But the rebrand could pose significant legal and financial challenges to the company, which has struggled since an advertiser exodus cut the company’s ad revenue by more than 50 percent.

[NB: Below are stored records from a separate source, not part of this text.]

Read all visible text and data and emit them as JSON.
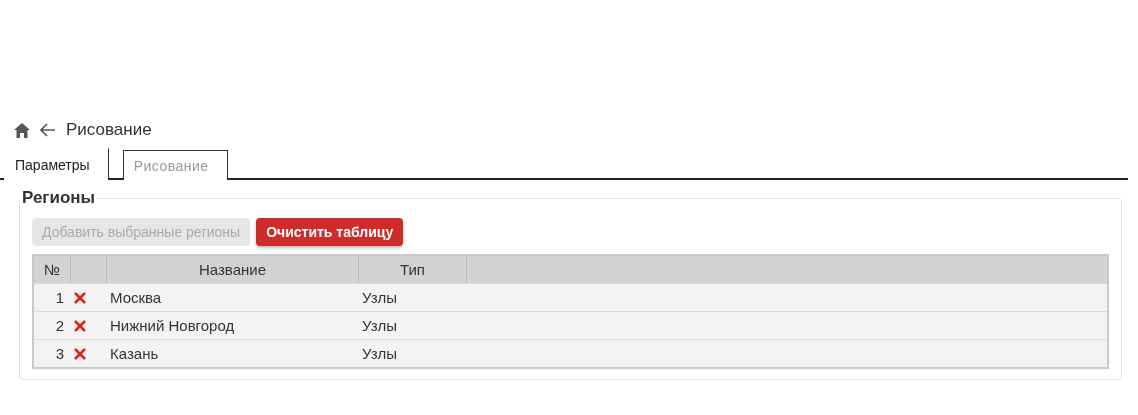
{
  "header": {
    "title": "Рисование"
  },
  "tabs": [
    {
      "label": "Параметры",
      "selected": true
    },
    {
      "label": "Рисование",
      "selected": false
    }
  ],
  "section": {
    "title": "Регионы"
  },
  "buttons": [
    {
      "label": "Добавить выбранные регионы",
      "disabled": true
    },
    {
      "label": "Очистить таблицу",
      "disabled": false
    }
  ],
  "table": {
    "columns": [
      "№",
      "Название",
      "Тип"
    ],
    "rows": [
      {
        "number": "1",
        "name": "Москва",
        "type": "Узлы"
      },
      {
        "number": "2",
        "name": "Нижний Новгород",
        "type": "Узлы"
      },
      {
        "number": "3",
        "name": "Казань",
        "type": "Узлы"
      }
    ]
  }
}
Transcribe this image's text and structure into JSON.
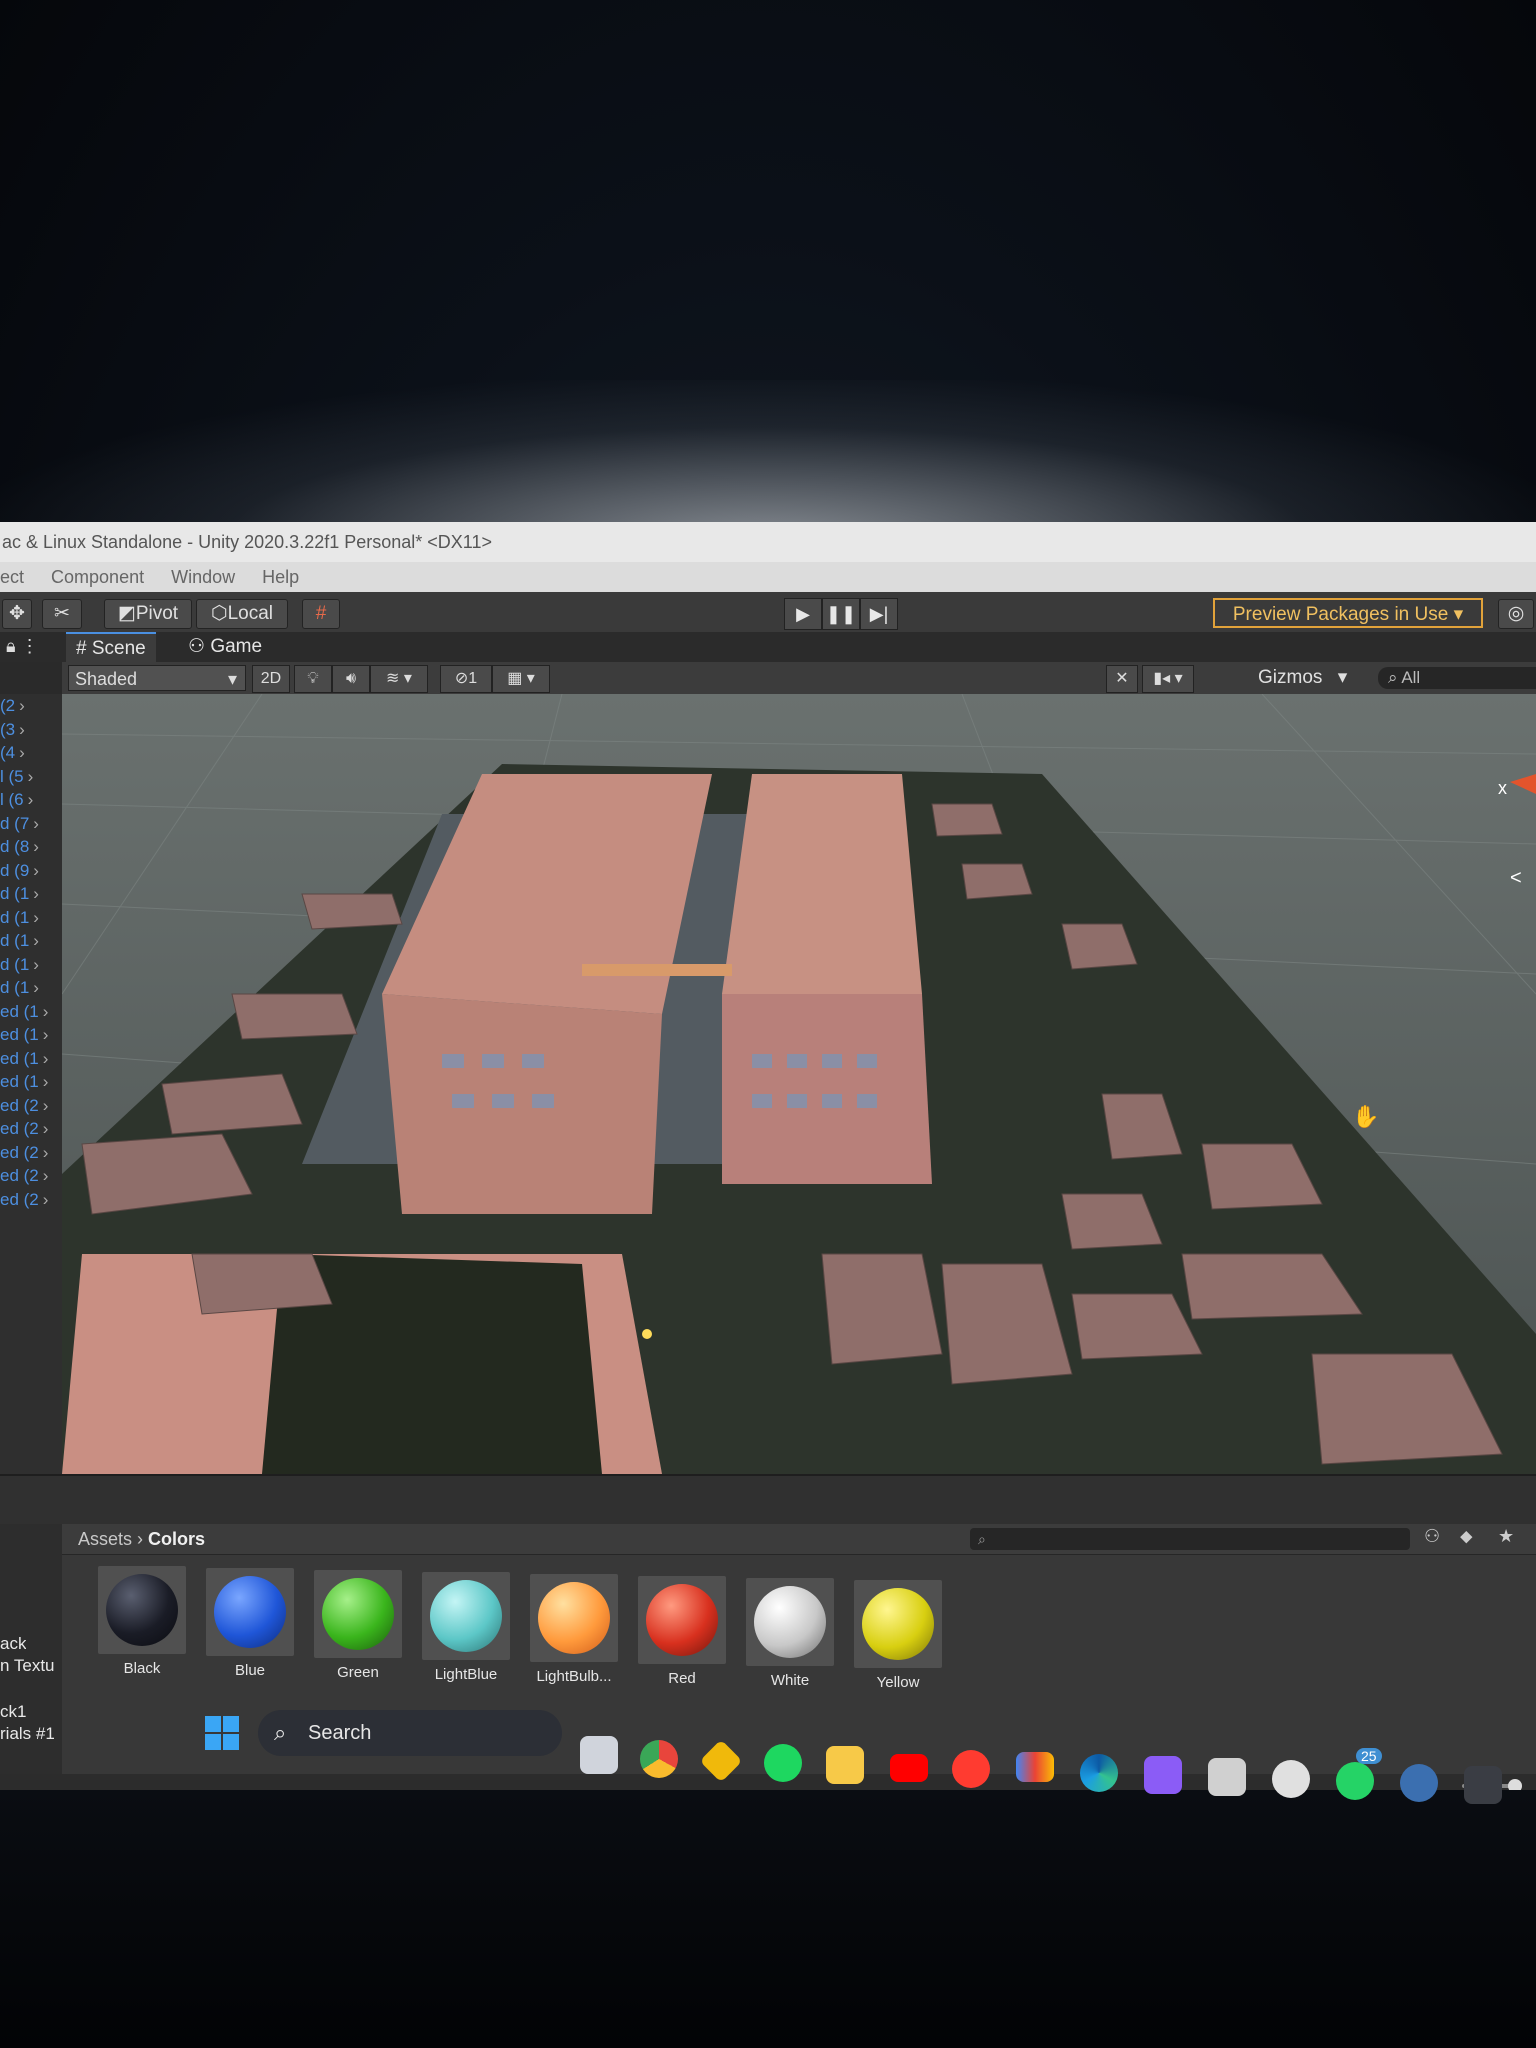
{
  "window": {
    "title": "ac & Linux Standalone - Unity 2020.3.22f1 Personal* <DX11>",
    "menu": [
      "ect",
      "Component",
      "Window",
      "Help"
    ]
  },
  "toolbar": {
    "pivot": "Pivot",
    "local": "Local",
    "preview_packages": "Preview Packages in Use ▾"
  },
  "tabs": [
    {
      "label": "Scene",
      "active": true
    },
    {
      "label": "Game",
      "active": false
    }
  ],
  "scene_options": {
    "shading_mode": "Shaded",
    "mode_2d": "2D",
    "hidden_count": "1",
    "gizmos": "Gizmos",
    "search_placeholder": "All"
  },
  "hierarchy": {
    "rows": [
      "(2",
      "(3",
      "(4",
      "l (5",
      "l (6",
      "d (7",
      "d (8",
      "d (9",
      "d (1",
      "d (1",
      "d (1",
      "d (1",
      "d (1",
      "ed (1",
      "ed (1",
      "ed (1",
      "ed (1",
      "ed (2",
      "ed (2",
      "ed (2",
      "ed (2",
      "ed (2"
    ]
  },
  "project": {
    "breadcrumb_root": "Assets",
    "breadcrumb_current": "Colors",
    "left_items": [
      "ack",
      "n Textu",
      "ck1",
      "rials #1"
    ],
    "assets": [
      {
        "label": "Black",
        "color": "#1a1c26"
      },
      {
        "label": "Blue",
        "color": "#1f56d8"
      },
      {
        "label": "Green",
        "color": "#3ab51c"
      },
      {
        "label": "LightBlue",
        "color": "#5cc7c7"
      },
      {
        "label": "LightBulb...",
        "color": "#ff9a3c"
      },
      {
        "label": "Red",
        "color": "#d8301e"
      },
      {
        "label": "White",
        "color": "#c8c8c8"
      },
      {
        "label": "Yellow",
        "color": "#d8cf10"
      }
    ]
  },
  "taskbar": {
    "search_label": "Search",
    "whatsapp_badge": "25",
    "icons": [
      "task-view",
      "chrome",
      "binance",
      "spotify",
      "file-explorer",
      "youtube",
      "youtube-music",
      "gmail",
      "edge",
      "visual-studio",
      "unity-hub",
      "settings",
      "whatsapp",
      "steam",
      "unity"
    ]
  }
}
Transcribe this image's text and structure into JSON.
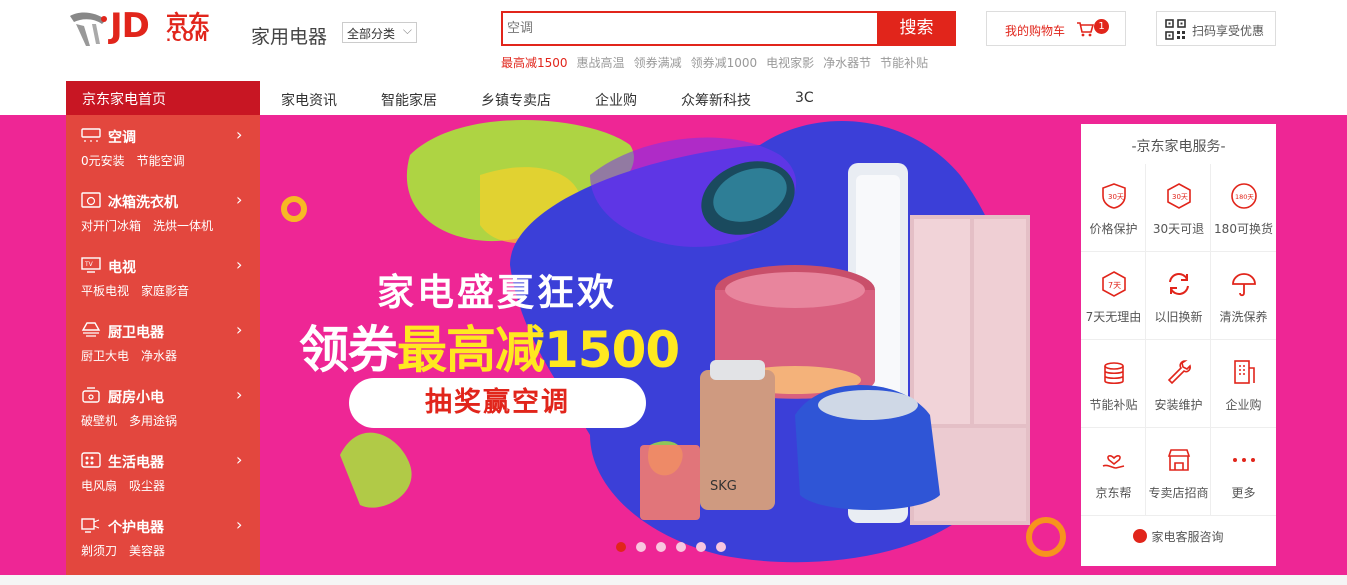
{
  "header": {
    "logo": {
      "text": "JD",
      "cn": "京东",
      "com": ".COM"
    },
    "site_title": "家用电器",
    "all_categories": "全部分类",
    "search": {
      "placeholder": "空调",
      "button": "搜索"
    },
    "hotwords": [
      "最高减1500",
      "惠战高温",
      "领券满减",
      "领券减1000",
      "电视家影",
      "净水器节",
      "节能补贴"
    ],
    "cart": {
      "label": "我的购物车",
      "count": "1"
    },
    "qr": {
      "label": "扫码享受优惠"
    }
  },
  "nav": {
    "home": "京东家电首页",
    "items": [
      "家电资讯",
      "智能家居",
      "乡镇专卖店",
      "企业购",
      "众筹新科技",
      "3C"
    ]
  },
  "sidebar": {
    "categories": [
      {
        "title": "空调",
        "subs": [
          "0元安装",
          "节能空调"
        ],
        "icon": "air-conditioner-icon"
      },
      {
        "title": "冰箱洗衣机",
        "subs": [
          "对开门冰箱",
          "洗烘一体机"
        ],
        "icon": "washer-icon"
      },
      {
        "title": "电视",
        "subs": [
          "平板电视",
          "家庭影音"
        ],
        "icon": "tv-icon"
      },
      {
        "title": "厨卫电器",
        "subs": [
          "厨卫大电",
          "净水器"
        ],
        "icon": "range-hood-icon"
      },
      {
        "title": "厨房小电",
        "subs": [
          "破壁机",
          "多用途锅"
        ],
        "icon": "cooker-icon"
      },
      {
        "title": "生活电器",
        "subs": [
          "电风扇",
          "吸尘器"
        ],
        "icon": "appliance-icon"
      },
      {
        "title": "个护电器",
        "subs": [
          "剃须刀",
          "美容器"
        ],
        "icon": "shaver-icon"
      }
    ]
  },
  "banner": {
    "headline1": "家电盛夏狂欢",
    "headline2_white": "领券",
    "headline2_yellow": "最高减1500",
    "cta": "抽奖赢空调",
    "slide_count": 6,
    "active_slide": 1,
    "colors": {
      "background": "#ee2695",
      "accent": "#ffe820",
      "brand": "#e1251b"
    }
  },
  "service": {
    "title": "-京东家电服务-",
    "items": [
      {
        "label": "价格保护",
        "icon": "30-days-shield-icon",
        "badge": "30天"
      },
      {
        "label": "30天可退",
        "icon": "30-days-return-icon",
        "badge": "30天"
      },
      {
        "label": "180可换货",
        "icon": "180-days-exchange-icon",
        "badge": "180天"
      },
      {
        "label": "7天无理由",
        "icon": "7-days-icon",
        "badge": "7天"
      },
      {
        "label": "以旧换新",
        "icon": "refresh-icon",
        "badge": ""
      },
      {
        "label": "清洗保养",
        "icon": "umbrella-icon",
        "badge": ""
      },
      {
        "label": "节能补贴",
        "icon": "coin-stack-icon",
        "badge": ""
      },
      {
        "label": "安装维护",
        "icon": "wrench-icon",
        "badge": ""
      },
      {
        "label": "企业购",
        "icon": "building-icon",
        "badge": ""
      },
      {
        "label": "京东帮",
        "icon": "hand-heart-icon",
        "badge": ""
      },
      {
        "label": "专卖店招商",
        "icon": "store-icon",
        "badge": ""
      },
      {
        "label": "更多",
        "icon": "more-dots-icon",
        "badge": ""
      }
    ],
    "consult": "家电客服咨询"
  }
}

To start, there are hundreds of companies, including Microsoft and Meta, that own trademarks for variations of “X.” That could open the door to lawsuits and other legal headaches for Musk.

Shubha Ghosh, a law professor at Syracuse University, says that lawsuits are “quite common” when major companies rebrand and change their names and logos. “I'm kind of surprised he picked X because it's not that distinctive,” he says. “It's problematic in the sense that it's not something you can just suddenly do without anybody noticing and possibly suing.”

Trademark attorney Josh Gerben told Reuters that he counted almost 900 other companies with trademarks on “X.” And while not all of them will be able to credibly claim that the company formerly known as Twitter is interfering with their brand, it makes X an easy target.

“There is about a 100% probability that Twitter/X will be sued by both opportunistic and legitimate plaintiffs over the new name,” Gerben tweeted. “The company could easily spend tens of millions (if not $100+ million) in legal fees and settlement costs attempting to acquire trademark registrations for ‘X’ and in dealing with the litigation that is likely to result from the rebrand.”

For the same reasons, Twitter’s new X branding could also prove difficult to defend, especially internationally. “The chance that @elonmusk will be able to successfully register a trademark for ‘X’ for all the services he intends to provide, in every country he wants to provide them in, is very low,” Gerben wrote.

Even if Twitter is able to fend off legal challenges, there are serious business risks to doing away with a brand as globally recognizable as Twitter’s. Bloomberg reported that some analysts have estimated the name change could wipe out billions of dollars in value from a brand that’s already been damaged by Musk.

Ari Lightman, a professor of digital media marketing at Carnegie Mellon University, says Twitter’s problems go far beyond potential legal headaches brought on by its rebrand. “There's a lot going on that is diminishing the value, the utility, the uniqueness, that Twitter, now X, has in the space,” he says pointing to the rise of Threads and other Twitter competitors. “Tweets are synonymous with this idea of blogging, or microblogging, it's going to be very difficult to resocialize a concept with the global population.”